Kenny Leon
Kenny Leon Photo by Aubrey Reuben

That situation is soon to be corrected. Leon let know this week that he will pilot a new Broadway mounting of Cat on a Hot Tin Roof during the 2007-08 season. The real news, however, is that it will boast an all African-American cast—a concept that is bound to generate plenty of (let's hope, healthy) debate, since, though Williams' themes are fairly universal, the people who wrestle with them are from a fairly specific time and place.

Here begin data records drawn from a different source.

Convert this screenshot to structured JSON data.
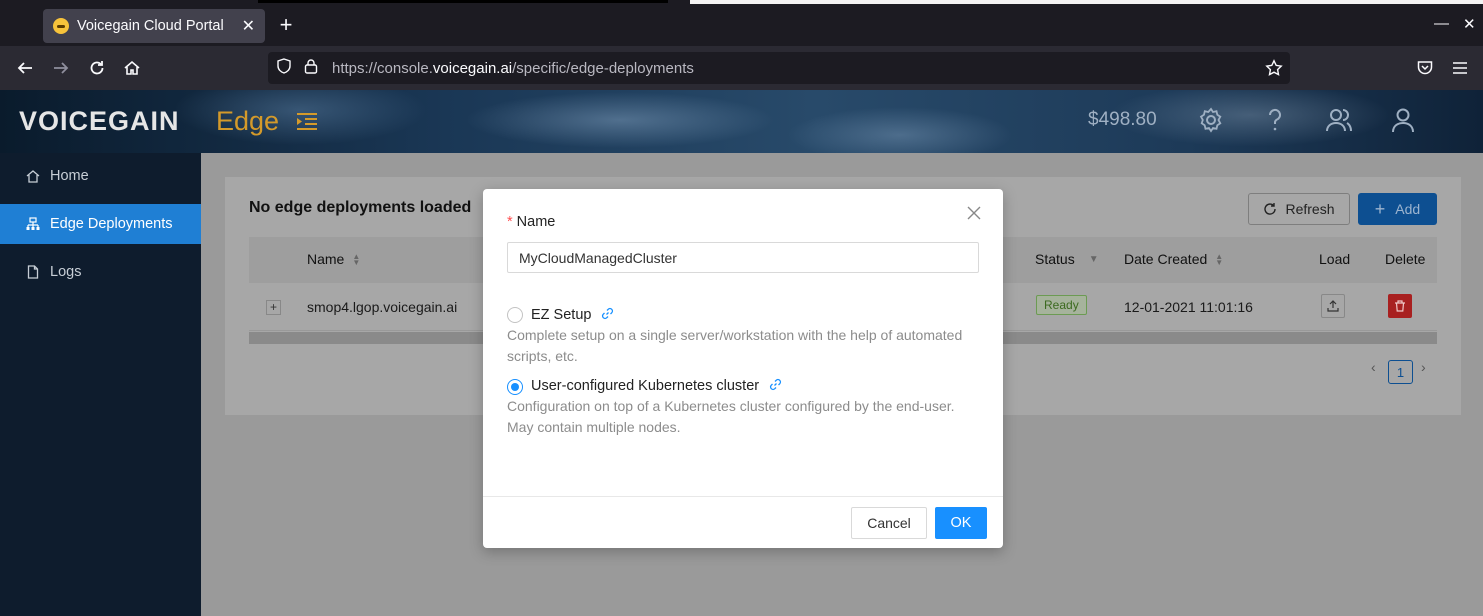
{
  "browser": {
    "tab_title": "Voicegain Cloud Portal",
    "url_prefix": "https://console.",
    "url_host": "voicegain.ai",
    "url_path": "/specific/edge-deployments"
  },
  "header": {
    "logo": "VOICEGAIN",
    "product": "Edge",
    "balance": "$498.80"
  },
  "sidebar": {
    "items": [
      {
        "label": "Home",
        "icon": "home-icon"
      },
      {
        "label": "Edge Deployments",
        "icon": "cluster-icon"
      },
      {
        "label": "Logs",
        "icon": "file-icon"
      }
    ]
  },
  "main": {
    "title": "No edge deployments loaded",
    "refresh_label": "Refresh",
    "add_label": "Add",
    "columns": [
      "Name",
      "Status",
      "Date Created",
      "Load",
      "Delete"
    ],
    "rows": [
      {
        "name": "smop4.lgop.voicegain.ai",
        "status": "Ready",
        "date_created": "12-01-2021 11:01:16"
      }
    ],
    "page": "1"
  },
  "modal": {
    "name_label": "Name",
    "name_value": "MyCloudManagedCluster",
    "options": [
      {
        "title": "EZ Setup",
        "description": "Complete setup on a single server/workstation with the help of automated scripts, etc.",
        "checked": false
      },
      {
        "title": "User-configured Kubernetes cluster",
        "description": "Configuration on top of a Kubernetes cluster configured by the end-user. May contain multiple nodes.",
        "checked": true
      }
    ],
    "cancel_label": "Cancel",
    "ok_label": "OK"
  },
  "colors": {
    "accent": "#1890ff",
    "sidebar_active": "#1f7fd4",
    "danger": "#a82020",
    "status_ready": "#3c6a1f"
  }
}
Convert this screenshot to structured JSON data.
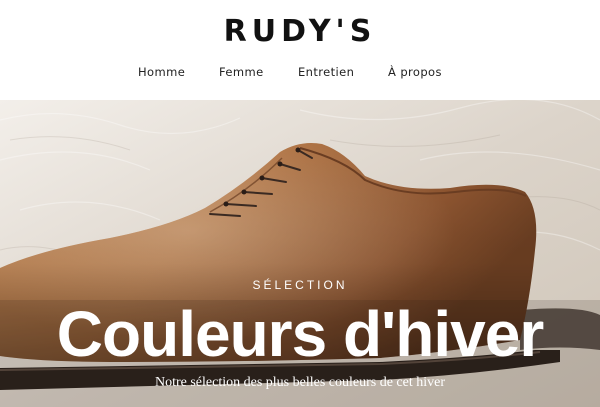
{
  "brand": {
    "name": "RUDY'S"
  },
  "nav": {
    "items": [
      {
        "label": "Homme"
      },
      {
        "label": "Femme"
      },
      {
        "label": "Entretien"
      },
      {
        "label": "À propos"
      }
    ]
  },
  "hero": {
    "kicker": "SÉLECTION",
    "title": "Couleurs d'hiver",
    "subtitle": "Notre sélection des plus belles couleurs de cet hiver"
  }
}
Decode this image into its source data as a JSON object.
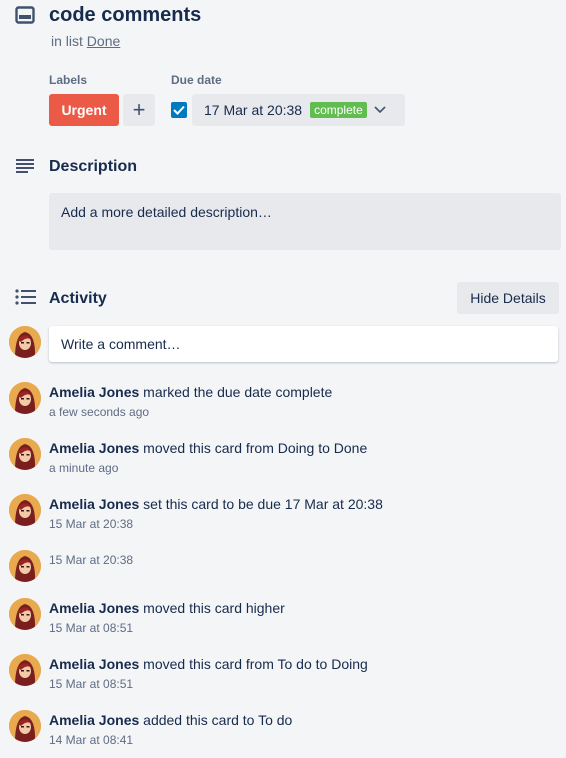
{
  "card": {
    "title": "code comments",
    "in_list_prefix": "in list",
    "list_name": "Done"
  },
  "labels": {
    "heading": "Labels",
    "items": [
      "Urgent"
    ],
    "add_symbol": "+"
  },
  "due": {
    "heading": "Due date",
    "value": "17 Mar at 20:38",
    "status": "complete",
    "checked": true
  },
  "description": {
    "heading": "Description",
    "placeholder": "Add a more detailed description…"
  },
  "activity": {
    "heading": "Activity",
    "hide_button": "Hide Details",
    "comment_placeholder": "Write a comment…",
    "items": [
      {
        "user": "Amelia Jones",
        "action": "marked the due date complete",
        "time": "a few seconds ago"
      },
      {
        "user": "Amelia Jones",
        "action": "moved this card from Doing to Done",
        "time": "a minute ago"
      },
      {
        "user": "Amelia Jones",
        "action": "set this card to be due 17 Mar at 20:38",
        "time": "15 Mar at 20:38"
      },
      {
        "user": "",
        "action": "",
        "time": "15 Mar at 20:38"
      },
      {
        "user": "Amelia Jones",
        "action": "moved this card higher",
        "time": "15 Mar at 08:51"
      },
      {
        "user": "Amelia Jones",
        "action": "moved this card from To do to Doing",
        "time": "15 Mar at 08:51"
      },
      {
        "user": "Amelia Jones",
        "action": "added this card to To do",
        "time": "14 Mar at 08:41"
      }
    ]
  },
  "colors": {
    "label_urgent": "#eb5a46",
    "complete_badge": "#61bd4f",
    "checkbox": "#0079bf",
    "background": "#f4f5f7"
  },
  "icons": {
    "card": "card-icon",
    "description": "description-lines-icon",
    "activity": "activity-list-icon",
    "dropdown": "chevron-down-icon",
    "check": "check-icon"
  }
}
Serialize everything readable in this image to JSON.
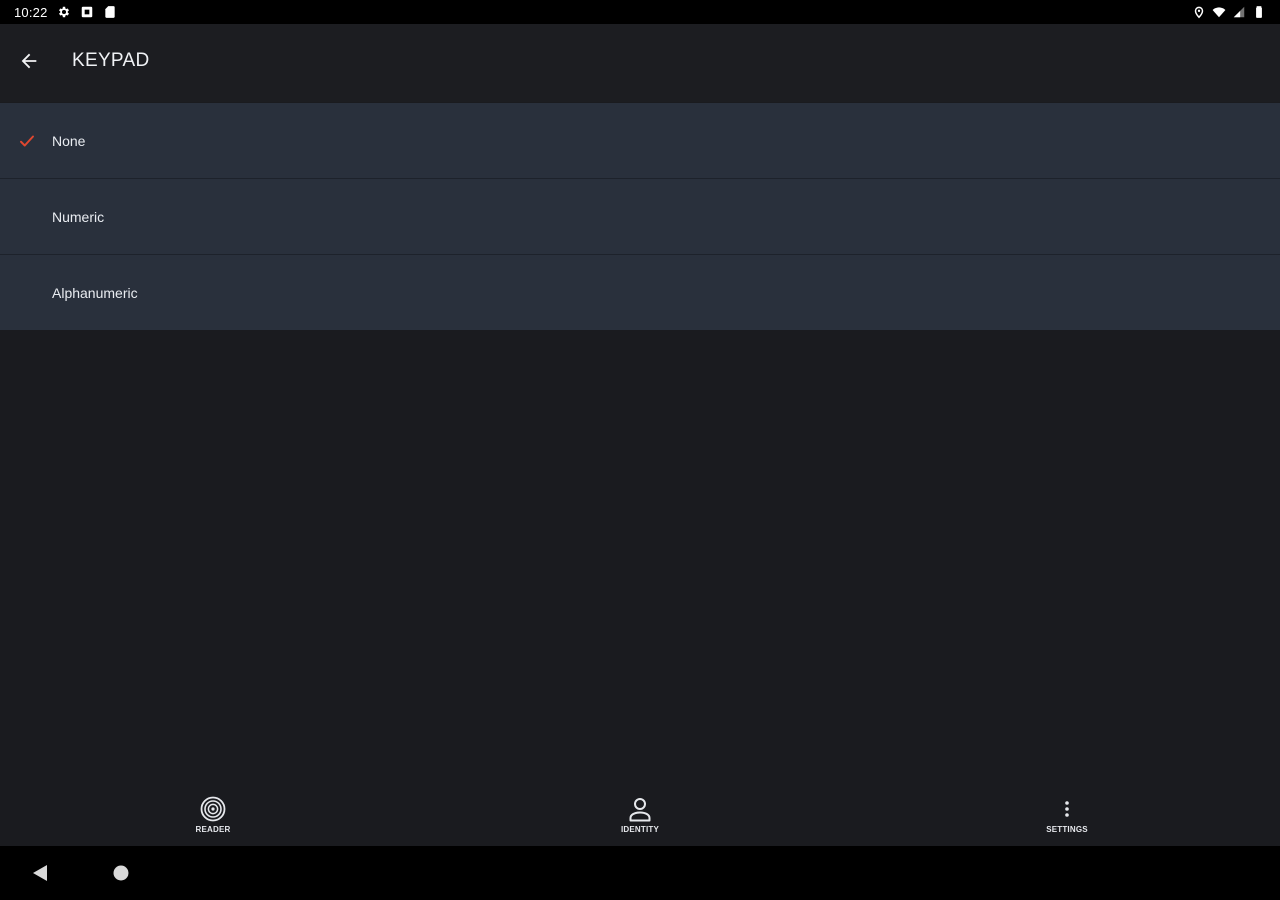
{
  "status_bar": {
    "time": "10:22",
    "left_icons": [
      "settings-gear-icon",
      "notification-square-icon",
      "sd-card-icon"
    ],
    "right_icons": [
      "location-icon",
      "wifi-icon",
      "signal-icon",
      "battery-icon"
    ]
  },
  "app_bar": {
    "back_icon": "arrow-back-icon",
    "title": "KEYPAD"
  },
  "options": [
    {
      "label": "None",
      "selected": true
    },
    {
      "label": "Numeric",
      "selected": false
    },
    {
      "label": "Alphanumeric",
      "selected": false
    }
  ],
  "bottom_nav": [
    {
      "label": "READER",
      "icon": "reader-target-icon"
    },
    {
      "label": "IDENTITY",
      "icon": "person-icon"
    },
    {
      "label": "SETTINGS",
      "icon": "more-vertical-icon"
    }
  ],
  "colors": {
    "background": "#1a1b1f",
    "list_item": "#29303c",
    "check_accent": "#e0472f",
    "status_bar": "#000000"
  }
}
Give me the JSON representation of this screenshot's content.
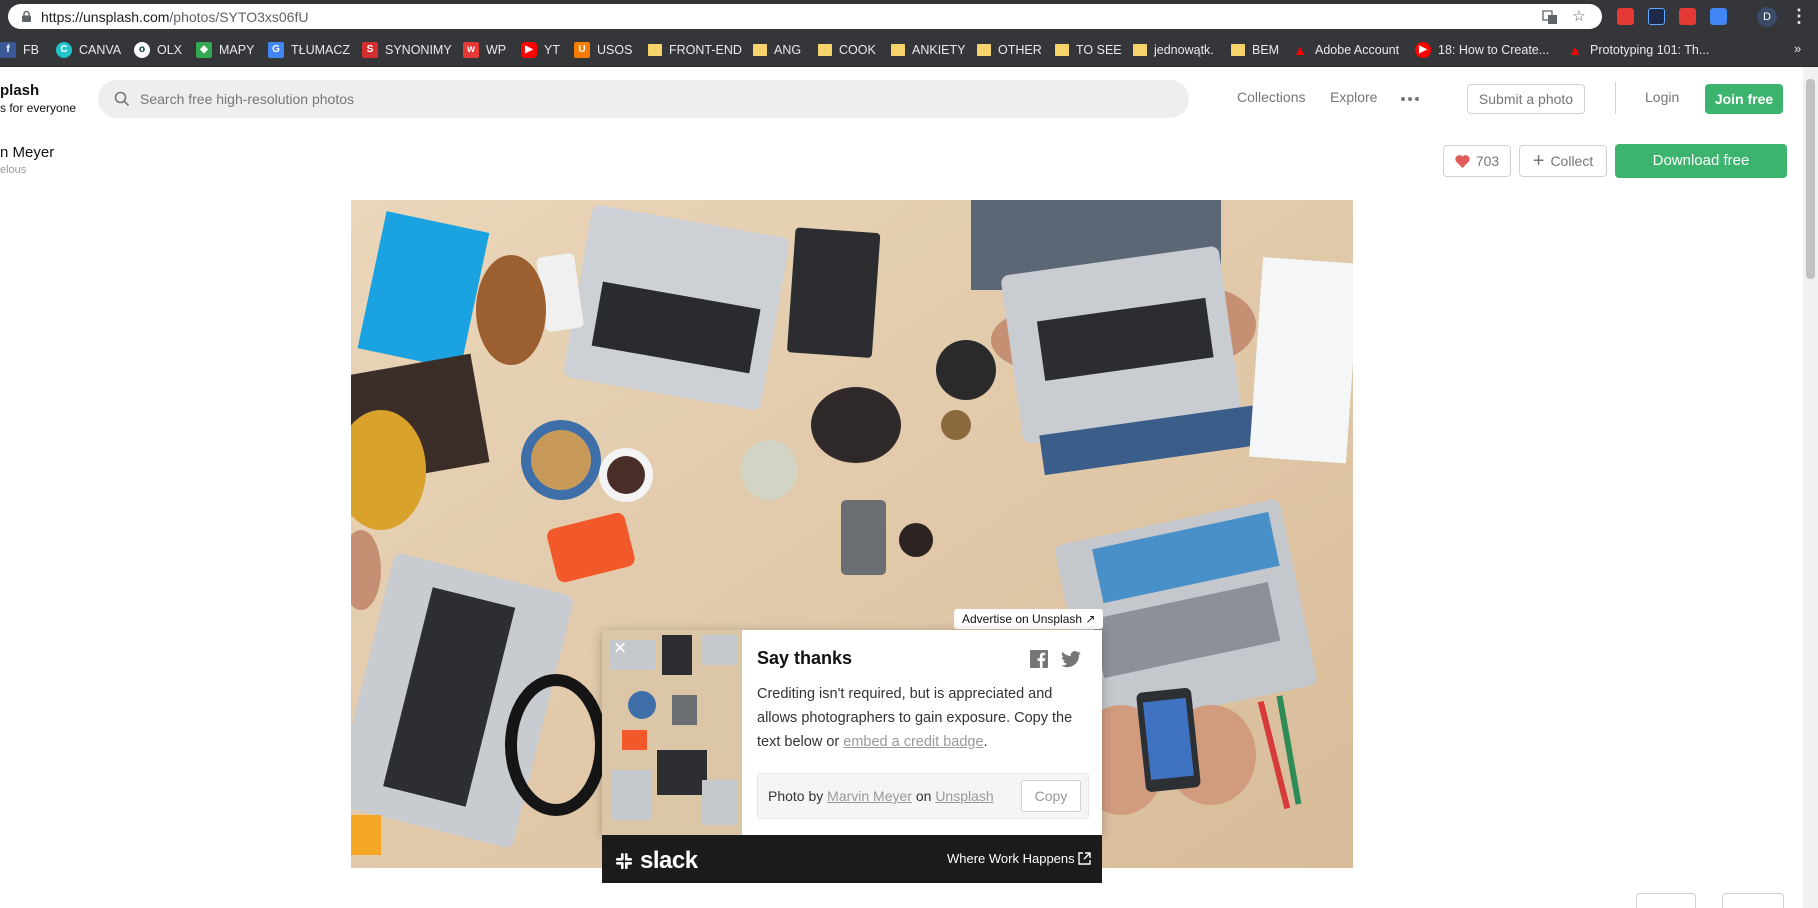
{
  "browser": {
    "url_host": "https://unsplash.com",
    "url_path": "/photos/SYTO3xs06fU",
    "profile_initial": "D",
    "bookmarks": [
      {
        "label": "FB",
        "icon": "facebook-icon",
        "color": "#3b5998"
      },
      {
        "label": "CANVA",
        "icon": "canva-icon",
        "color": "#20c4cb"
      },
      {
        "label": "OLX",
        "icon": "olx-icon",
        "color": "#ffffff"
      },
      {
        "label": "MAPY",
        "icon": "maps-icon",
        "color": "#34a853"
      },
      {
        "label": "TŁUMACZ",
        "icon": "translate-icon",
        "color": "#4285f4"
      },
      {
        "label": "SYNONIMY",
        "icon": "synonimy-icon",
        "color": "#d32f2f"
      },
      {
        "label": "WP",
        "icon": "wp-icon",
        "color": "#e53935"
      },
      {
        "label": "YT",
        "icon": "youtube-icon",
        "color": "#ff0000"
      },
      {
        "label": "USOS",
        "icon": "usos-icon",
        "color": "#f57c00"
      },
      {
        "label": "FRONT-END",
        "icon": "folder-icon"
      },
      {
        "label": "ANG",
        "icon": "folder-icon"
      },
      {
        "label": "COOK",
        "icon": "folder-icon"
      },
      {
        "label": "ANKIETY",
        "icon": "folder-icon"
      },
      {
        "label": "OTHER",
        "icon": "folder-icon"
      },
      {
        "label": "TO SEE",
        "icon": "folder-icon"
      },
      {
        "label": "jednowątk.",
        "icon": "folder-icon"
      },
      {
        "label": "BEM",
        "icon": "folder-icon"
      },
      {
        "label": "Adobe Account",
        "icon": "adobe-icon",
        "color": "#ff0000"
      },
      {
        "label": "18: How to Create...",
        "icon": "youtube-icon",
        "color": "#ff0000"
      },
      {
        "label": "Prototyping 101: Th...",
        "icon": "adobe-icon",
        "color": "#ff0000"
      }
    ],
    "more_bookmarks": "»"
  },
  "header": {
    "brand_title": "plash",
    "brand_subtitle": "s for everyone",
    "search_placeholder": "Search free high-resolution photos",
    "nav": [
      "Collections",
      "Explore"
    ],
    "submit_label": "Submit a photo",
    "login_label": "Login",
    "join_label": "Join free"
  },
  "photo": {
    "author_name": "n Meyer",
    "author_handle": "elous",
    "likes": "703",
    "collect_label": "Collect",
    "download_label": "Download free"
  },
  "ad": {
    "advertise_label": "Advertise on Unsplash ↗",
    "slack_brand": "slack",
    "slack_tagline": "Where Work Happens"
  },
  "thanks": {
    "close": "×",
    "title": "Say thanks",
    "body_prefix": "Crediting isn't required, but is appreciated and allows photographers to gain exposure. Copy the text below or ",
    "body_link": "embed a credit badge",
    "body_suffix": ".",
    "credit_prefix": "Photo by ",
    "credit_author": "Marvin Meyer",
    "credit_mid": " on ",
    "credit_site": "Unsplash",
    "copy_label": "Copy"
  },
  "colors": {
    "accent_green": "#3cb46e",
    "chrome_dark": "#35363a",
    "heart_red": "#e25c5c"
  }
}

The move is not without precedent. Black versions of classic works typically populated by white actors have been fairly frequent occurrences on Broadway and off over the past few decades. Past examples include a Broadway Hello, Dolly! and Guys and Dolls; a 1980 Mother Courage Off-Broadway at the Public Theater starring Gloria Foster; and a 1981 Off-Broadway Long Day's Journey Into Night, also starring Foster.

And, in fact, back in 1996 director Lloyd Richards was reported to be considering a production of Cat starring James Earl Jones as Big Daddy, Laurence Fishburne as Brick and Angela Bassett as Maggie. The project sadly never came to pass. Casting has not been announced for the new show, but Leon will doubtless round up some impressive stars. Phylicia Rashad, who starred in two Leon productions—A Raisin in the Sun and The Gem of the Ocean—is an obvious candidate for Big Mama. And Jones, after all, has recently returned to stage acting.


Douglas Carter Beane's Broadway comedy The Little Dog Laughed got good reviews Off-Broadway and on, and star Julie White was crowned theatre royalty by the critics. But that couldn't save the show. Its producers announced that it will end its run at Broadway's Cort Theatre Feb. 18. Bad news for the future of new American comedies on Broadway. For $100 a pop, it seems, playgoers want to cry, not laugh. (Maybe if producers could find a comedy so funny that people laughed until they cried, then ticketbuyers would be satisfied.) ***

Somewhere in the past few years, Craig Lucas became a Broadway playwright. The Light in the Piazza, for which he wrote the book, was a hit at Lincoln Center. His early work, Reckless, was revived by Manhattan Theatre Club at the Biltmore. And now the Roundabout Theatre Company is bringing back Prelude to a Kiss at the American Airlines Theatre. (The play, for the record, was Lucas' only Broadway credit as a writer previous to the current spate.)

He'll have a great cast. John Mahoney will play the Old Man, Annie Parisse is Rita, Alan Tudyk is Peter and Robin Bartlett is Mrs. Boyle. Previews begin Feb. 16.


Nathan Lane held on to his status as Mr. Bankable. Despite lukewarm reviews, the revival of Simon Gray's Butley starring Lane recouped its initial investment of $2.25 million.


Finally, Vincent Sardi, Jr., the son of Vincent Sardi, Sr., who founded the most famous theatrical chow house in Broadway history, died Jan. 4 at the age of 91. He ran the eatery, a meeting place and home away from home for generations of show folk, for half a century, making the vertical, green neon sign outside the building as important as any marquee on Broadway.

(Robert Simonson is's senior correspondent. He can be reached at

Today’s Most Popular News: